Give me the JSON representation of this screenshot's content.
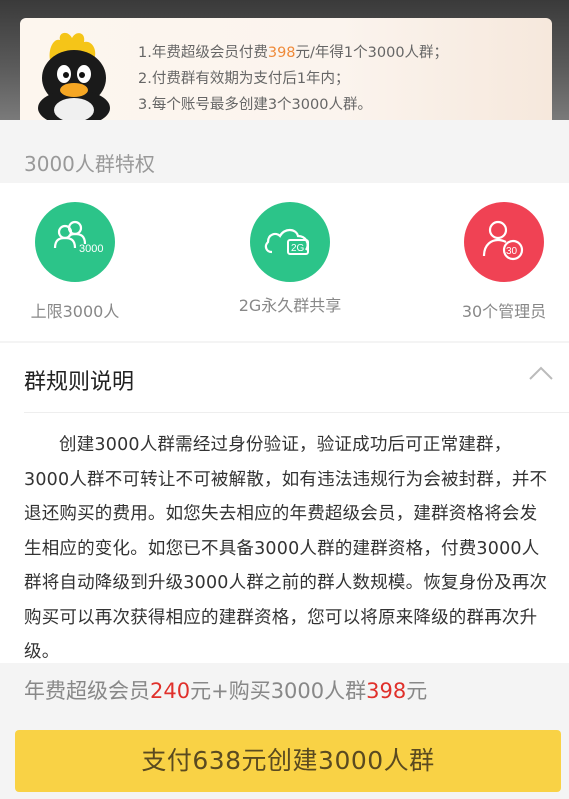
{
  "notes": {
    "line1_prefix": "1.年费超级会员付费",
    "line1_price": "398",
    "line1_suffix": "元/年得1个3000人群；",
    "line2": "2.付费群有效期为支付后1年内；",
    "line3": "3.每个账号最多创建3个3000人群。"
  },
  "privileges": {
    "title": "3000人群特权",
    "features": [
      {
        "label": "上限3000人",
        "icon": "group-3000-icon",
        "icon_text": "3000",
        "color": "#2cc489"
      },
      {
        "label": "2G永久群共享",
        "icon": "cloud-2g-icon",
        "icon_text": "2G",
        "color": "#2cc489"
      },
      {
        "label": "30个管理员",
        "icon": "admin-30-icon",
        "icon_text": "30",
        "color": "#f04254"
      }
    ]
  },
  "rules": {
    "title": "群规则说明",
    "body": "创建3000人群需经过身份验证，验证成功后可正常建群，3000人群不可转让不可被解散，如有违法违规行为会被封群，并不退还购买的费用。如您失去相应的年费超级会员，建群资格将会发生相应的变化。如您已不具备3000人群的建群资格，付费3000人群将自动降级到升级3000人群之前的群人数规模。恢复身份及再次购买可以再次获得相应的建群资格，您可以将原来降级的群再次升级。"
  },
  "price": {
    "part1": "年费超级会员",
    "amount1": "240",
    "part2": "元+购买3000人群",
    "amount2": "398",
    "part3": "元"
  },
  "pay_button": {
    "label": "支付638元创建3000人群"
  }
}
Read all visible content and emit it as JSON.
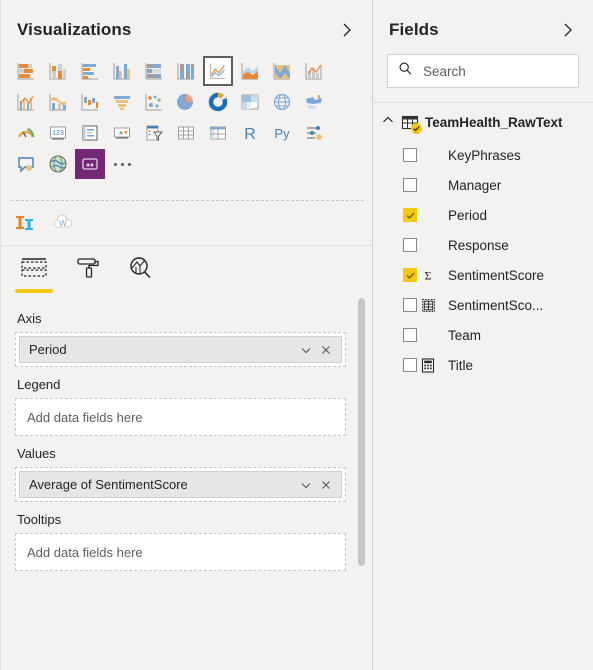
{
  "visualizations": {
    "title": "Visualizations",
    "collapse_icon": "chevron-right-icon",
    "gallery_rows": [
      [
        {
          "name": "stacked-bar-chart",
          "selected": false
        },
        {
          "name": "stacked-column-chart",
          "selected": false
        },
        {
          "name": "clustered-bar-chart",
          "selected": false
        },
        {
          "name": "clustered-column-chart",
          "selected": false
        },
        {
          "name": "100-percent-stacked-bar-chart",
          "selected": false
        },
        {
          "name": "100-percent-stacked-column-chart",
          "selected": false
        },
        {
          "name": "line-chart",
          "selected": true
        },
        {
          "name": "area-chart",
          "selected": false
        },
        {
          "name": "stacked-area-chart",
          "selected": false
        },
        {
          "name": "line-and-stacked-column-chart",
          "selected": false
        }
      ],
      [
        {
          "name": "line-and-clustered-column-chart",
          "selected": false
        },
        {
          "name": "ribbon-chart",
          "selected": false
        },
        {
          "name": "waterfall-chart",
          "selected": false
        },
        {
          "name": "funnel-chart",
          "selected": false
        },
        {
          "name": "scatter-chart",
          "selected": false
        },
        {
          "name": "pie-chart",
          "selected": false
        },
        {
          "name": "donut-chart",
          "selected": false
        },
        {
          "name": "treemap",
          "selected": false
        },
        {
          "name": "map",
          "selected": false
        },
        {
          "name": "filled-map",
          "selected": false
        }
      ],
      [
        {
          "name": "gauge-chart",
          "selected": false
        },
        {
          "name": "card",
          "selected": false
        },
        {
          "name": "multi-row-card",
          "selected": false
        },
        {
          "name": "kpi",
          "selected": false
        },
        {
          "name": "slicer",
          "selected": false
        },
        {
          "name": "table",
          "selected": false
        },
        {
          "name": "matrix",
          "selected": false
        },
        {
          "name": "r-script-visual",
          "selected": false
        },
        {
          "name": "python-visual",
          "selected": false
        },
        {
          "name": "key-influencers",
          "selected": false
        }
      ],
      [
        {
          "name": "qna-visual",
          "selected": false
        },
        {
          "name": "arcgis-maps-visual",
          "selected": false
        },
        {
          "name": "power-apps-visual",
          "selected": false
        }
      ]
    ],
    "more_options_label": "...",
    "custom_visuals": [
      {
        "name": "custom-visual-orange-blue"
      },
      {
        "name": "custom-visual-word-cloud"
      }
    ],
    "well_tabs": [
      {
        "name": "fields-tab",
        "icon": "fields-tab-icon",
        "active": true
      },
      {
        "name": "format-tab",
        "icon": "paint-roller-icon",
        "active": false
      },
      {
        "name": "analytics-tab",
        "icon": "analytics-magnifier-icon",
        "active": false
      }
    ],
    "wells": [
      {
        "label": "Axis",
        "placeholder": "Add data fields here",
        "chips": [
          {
            "label": "Period",
            "dropdown_icon": "chevron-down-icon",
            "remove_icon": "close-icon"
          }
        ]
      },
      {
        "label": "Legend",
        "placeholder": "Add data fields here",
        "chips": []
      },
      {
        "label": "Values",
        "placeholder": "Add data fields here",
        "chips": [
          {
            "label": "Average of SentimentScore",
            "dropdown_icon": "chevron-down-icon",
            "remove_icon": "close-icon"
          }
        ]
      },
      {
        "label": "Tooltips",
        "placeholder": "Add data fields here",
        "chips": []
      }
    ]
  },
  "fields": {
    "title": "Fields",
    "collapse_icon": "chevron-right-icon",
    "search": {
      "placeholder": "Search",
      "value": "",
      "icon": "search-icon"
    },
    "table": {
      "name": "TeamHealth_RawText",
      "expand_icon": "chevron-up-icon",
      "table_icon": "table-icon",
      "badge_icon": "check-badge-icon",
      "expanded": true
    },
    "field_items": [
      {
        "label": "KeyPhrases",
        "checked": false,
        "icon": "none"
      },
      {
        "label": "Manager",
        "checked": false,
        "icon": "none"
      },
      {
        "label": "Period",
        "checked": true,
        "icon": "none"
      },
      {
        "label": "Response",
        "checked": false,
        "icon": "none"
      },
      {
        "label": "SentimentScore",
        "checked": true,
        "icon": "sigma-icon"
      },
      {
        "label": "SentimentSco...",
        "checked": false,
        "icon": "table-grid-icon"
      },
      {
        "label": "Team",
        "checked": false,
        "icon": "none"
      },
      {
        "label": "Title",
        "checked": false,
        "icon": "calculator-icon"
      }
    ]
  },
  "colors": {
    "accent_yellow": "#f2c811",
    "panel_bg": "#f3f2f1",
    "border": "#e1dfdd",
    "text": "#252423",
    "muted_text": "#605e5c",
    "chip_bg": "#e8e6e4",
    "chart_orange": "#e8883a",
    "chart_blue": "#7fa9d4",
    "purple_visual": "#742774"
  }
}
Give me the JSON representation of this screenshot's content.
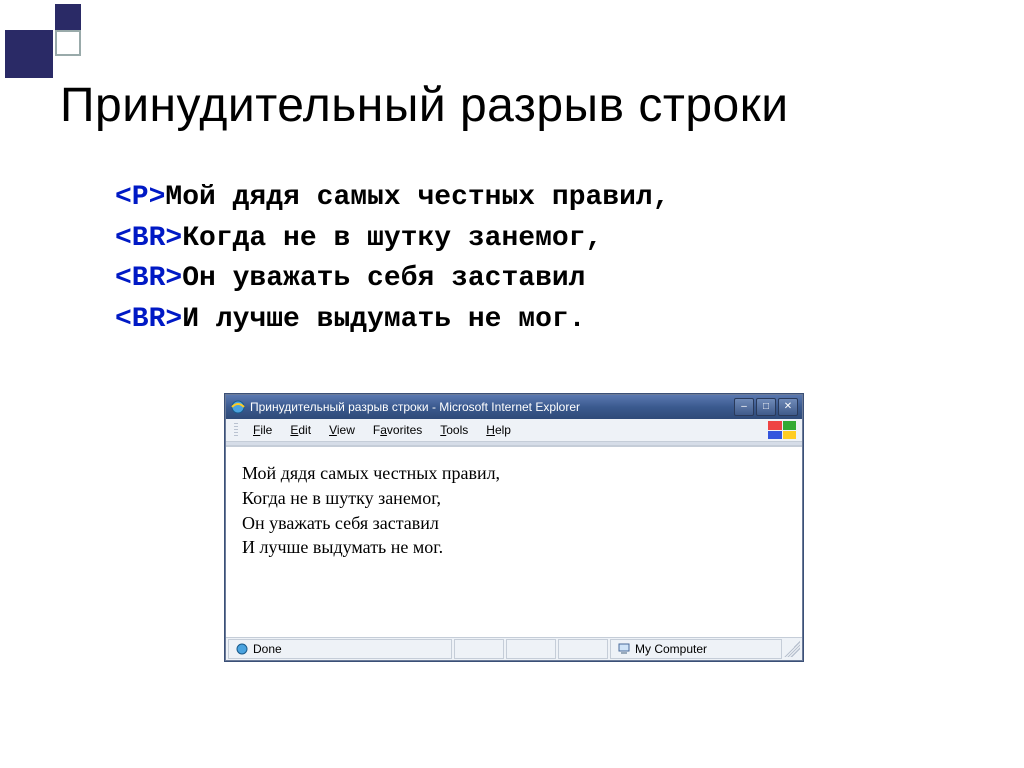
{
  "slide": {
    "title": "Принудительный разрыв строки"
  },
  "code": {
    "tag_p": "<P>",
    "line1": "Мой дядя самых честных правил,",
    "tag_br": "<BR>",
    "line2": "Когда не в шутку занемог,",
    "line3": "Он уважать себя заставил",
    "line4": "И лучше выдумать не мог."
  },
  "browser": {
    "title": "Принудительный разрыв строки - Microsoft Internet Explorer",
    "menus": {
      "file": "File",
      "edit": "Edit",
      "view": "View",
      "favorites": "Favorites",
      "tools": "Tools",
      "help": "Help"
    },
    "content": {
      "line1": "Мой дядя самых честных правил,",
      "line2": "Когда не в шутку занемог,",
      "line3": "Он уважать себя заставил",
      "line4": "И лучше выдумать не мог."
    },
    "status": {
      "done": "Done",
      "zone": "My Computer"
    }
  }
}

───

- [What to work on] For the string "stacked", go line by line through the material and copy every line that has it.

- [Final answer]
          "name": "stacked-bar-chart",
          "name": "stacked-column-chart",
          "name": "100-percent-stacked-bar-chart",
          "name": "100-percent-stacked-column-chart",
          "name": "stacked-area-chart",
          "name": "line-and-stacked-column-chart",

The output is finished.